It’s hard to believe that this is my last column as a sports reporter for the Shelby County Reporter. I am so grateful for the incredible experience that I have had covering Shelby County athletics, but now it is time for me to follow the next opportunity.

In the eight months that I have worked at the paper, I have met so many amazing players and coaches. Being able to tell their stories and highlight their talent made my job worthwhile. With graduation right around the corner, I feel like the Class of 2023 and I have something in common, we are off on our next adventure.

Beginning the next chapter after graduating from high school is often daunting. There comes a fork in the road, and it can lead you down many different paths, however, being an athlete prepares you for life after high school, even if you aren’t continuing your athletic career at a collegiate level. Being an athlete growing up prepares you physically, emotionally and mentally.

It is no secret that you aren’t probably going to have the same workout routine as you did in high school. Life gets busy with college or your career, and you don’t have the opportunity to work out twice a day for two hours as you did in high school. However, you can find ways to rework the exercise routines that you learned while you were a student-athlete which will come in handy. This helps you avoid the infamous freshman 15 and continue to have a healthy lifestyle.

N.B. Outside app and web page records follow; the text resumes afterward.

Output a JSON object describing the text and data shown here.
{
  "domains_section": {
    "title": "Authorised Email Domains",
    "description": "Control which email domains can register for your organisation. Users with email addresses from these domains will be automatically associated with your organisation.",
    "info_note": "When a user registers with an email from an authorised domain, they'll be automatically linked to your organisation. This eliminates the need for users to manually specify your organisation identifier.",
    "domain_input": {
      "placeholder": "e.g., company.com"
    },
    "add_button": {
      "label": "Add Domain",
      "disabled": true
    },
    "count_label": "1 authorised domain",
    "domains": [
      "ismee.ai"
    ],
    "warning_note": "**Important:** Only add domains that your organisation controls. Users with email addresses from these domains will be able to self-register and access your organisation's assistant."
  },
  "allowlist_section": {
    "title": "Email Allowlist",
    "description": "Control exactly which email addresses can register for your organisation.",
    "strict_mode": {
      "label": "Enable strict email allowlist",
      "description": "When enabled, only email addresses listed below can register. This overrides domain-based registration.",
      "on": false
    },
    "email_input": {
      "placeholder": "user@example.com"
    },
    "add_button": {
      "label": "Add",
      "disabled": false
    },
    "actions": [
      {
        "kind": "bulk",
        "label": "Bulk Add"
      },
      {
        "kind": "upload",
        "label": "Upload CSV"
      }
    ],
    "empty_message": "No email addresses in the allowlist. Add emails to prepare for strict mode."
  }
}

Like most high schoolers, I used to eat everything I could get my hands on after practice. I could inhale a whole pizza in a matter of seconds and be fine since my metabolism was so high and I spent hours burning calories at practice. The harsh truth is you should probably take the advice of the school athletic trainer and stick with a healthy diet regimen. Maybe not the kind that is super restrictive, but something that can help you continue to be healthy.

What an athlete gains from the mental strength that they build from playing sports throughout high school is something you don’t realize until long after you have thrown your cap in the air at graduation and hung up the robe. All the time athletes spend training, staying focused on their goals, and maintaining school work is all due to their mental strength. This is something that you can use later in life when you need to find balance, I didn’t realize this until recently.

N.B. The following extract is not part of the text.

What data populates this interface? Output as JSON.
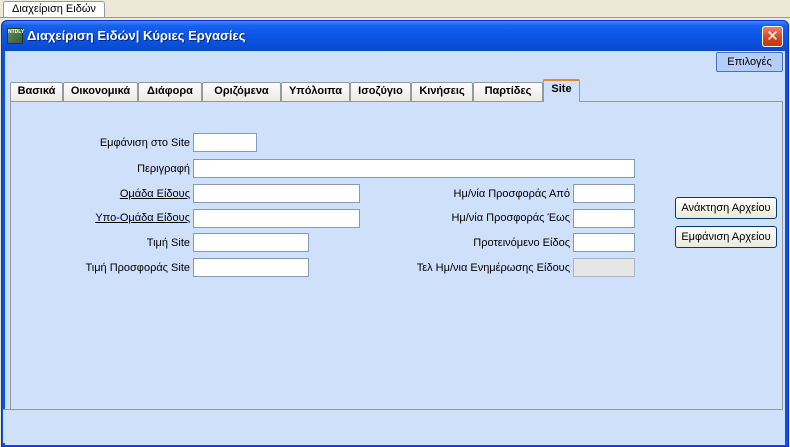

Out of everything you learn from being an athlete, the most beneficial thing you learn is how to be emotionally strong. As cheesy as it may sound, life is like a game. Playing a sport sets a person up for things they will experience in life. You learn how to handle disappointment, you learn how to be humble and you learn how to work as a team. It prepares you to be a better person.

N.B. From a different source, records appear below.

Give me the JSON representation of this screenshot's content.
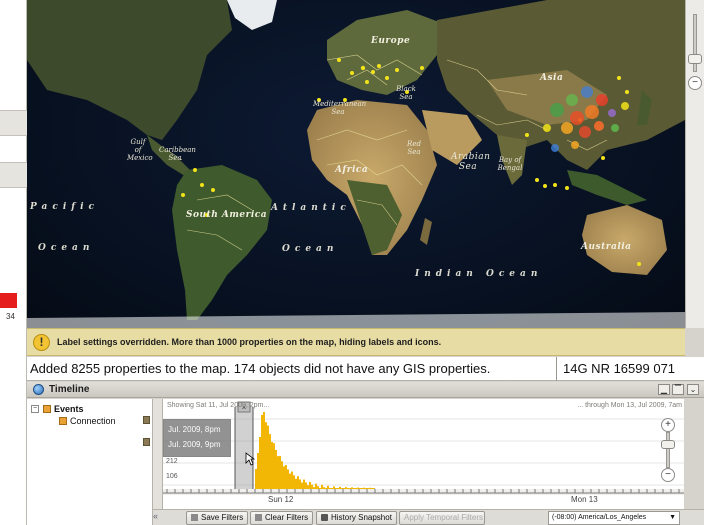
{
  "left_panel": {
    "badge_count": "34",
    "badge_color": "#e61d1d"
  },
  "map": {
    "labels": {
      "europe": "Europe",
      "asia": "Asia",
      "africa": "Africa",
      "south_america": "South America",
      "australia": "Australia",
      "pacific": "Pacific",
      "pacific_ocean": "Ocean",
      "atlantic": "Atlantic",
      "atlantic_ocean": "Ocean",
      "indian_ocean": "Indian Ocean",
      "black_sea": "Black Sea",
      "mediterranean_sea": "Mediterranean Sea",
      "red_sea": "Red Sea",
      "arabian_sea": "Arabian Sea",
      "bay_of_bengal": "Bay of Bengal",
      "gulf_of_mexico": "Gulf of Mexico",
      "caribbean_sea": "Caribbean Sea"
    },
    "zoom": {
      "plus": "+",
      "minus": "−"
    }
  },
  "warning": {
    "icon": "!",
    "text": "Label settings overridden. More than 1000 properties on the map, hiding labels and icons."
  },
  "status_bar": {
    "message": "Added 8255 properties to the map. 174 objects did not have any GIS properties.",
    "coordinates": "14G NR 16599 071"
  },
  "timeline": {
    "title": "Timeline",
    "tree": {
      "root": "Events",
      "child": "Connection"
    },
    "range_start": "Showing Sat 11, Jul 2009, 2pm...",
    "range_end": "... through Mon 13, Jul 2009, 7am",
    "tooltip": [
      "Jul. 2009, 8pm",
      "Jul. 2009, 9pm"
    ],
    "y_ticks": [
      "212",
      "106"
    ],
    "x_labels": [
      "Sun 12",
      "Mon 13"
    ],
    "histogram_color": "#f2b705",
    "buttons": {
      "save_filters": "Save Filters",
      "clear_filters": "Clear Filters",
      "history_snapshot": "History Snapshot",
      "apply_temporal": "Apply Temporal Filters"
    },
    "timezone": "(-08:00) America/Los_Angeles"
  }
}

Just because your career as an athlete might come to an end, doesn’t mean that your involvement in the sport ceases to exist. I have come to the age where I, my friends and the people I have gotten to know to make the transition from player to coach. After my years of competitive swimming, I became a coach. My friends who dedicated their lives to sports became football, basketball, soccer and softball coaches. Just because you aren’t a player anymore doesn’t mean that you have to disconnect from the sport completely. You have the ability to influence the next generation of athletes.

While everything must come to an end when the final buzzer goes off, the next venture is always right around the corner. Being an athlete taught me that. With all that I have written in the past several months, I want to leave you with this one last thought. Games and seasons always come to an end, but what you learn from being an athlete stays with you forever.

Thank you, Shelby County for welcoming me into the world of Shelby County athletics, I am forever grateful for all that I have learned.